I am still working out where this blog journey will take me, but I know that I want to be on it. I want this to be a place where I can share encouragement for fellow art educators like me who want so badly to make time to make our own art, need to vent to other art teachers who understand the pain and agony of our status in this current educational system, and that just need to have a good laugh with other art educators about the madness we experience some days. I want to share the successes and rewards of reaching our students and making a difference in their lives as that is usually the reason we got into our beautiful mess of the art classroom in the first place. I want to provide a place where I can express those things that happen in the classroom that we can't make up....you know what I am talking about..... and have a good laugh about it. I want to vent when I feel frustration and when I just want to shake my head in disbelief and disappointment. Don't get me wrong, this is a no negativity zone because I don't take anything too seriously these days and nothing really surprises me anymore. I have been teaching art a long time (18 years) and to all age/grade levels, and the stories I have can go on forever. There is nothing like talking about our passion with others on the same page. It is refreshing to know we are not alone especially for new teachers and those that are on their little island on a cart, in a trailer, a room with no sinks, and no one else who understands the heart and soul that goes into what we do. I hope this will grow into a fun place to be because I like fun....life is too short, and frankly, this is one way I hope to stretch my creative roots and give them more room to grow.

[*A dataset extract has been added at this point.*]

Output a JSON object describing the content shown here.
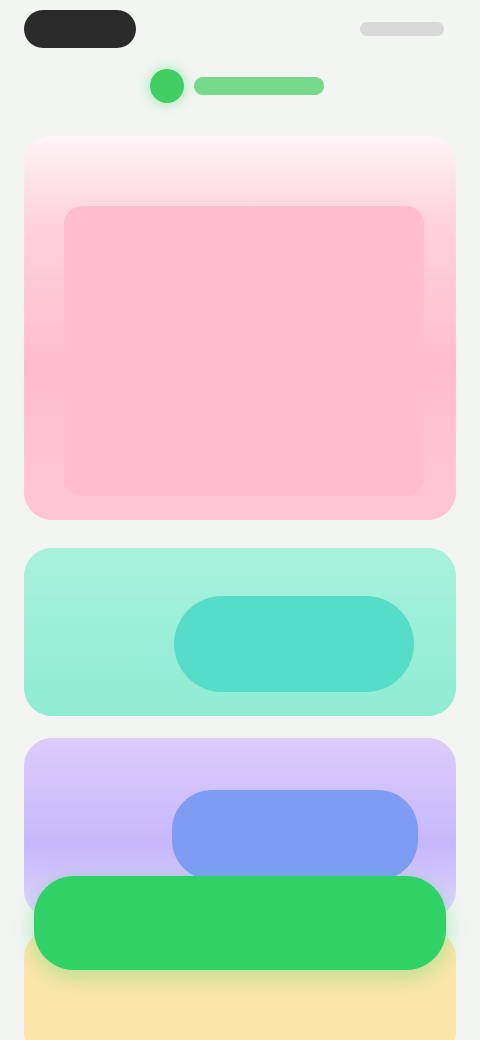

My next post will dive into my experience last week with X-acto blades and immature 9th graders. Stay tuned!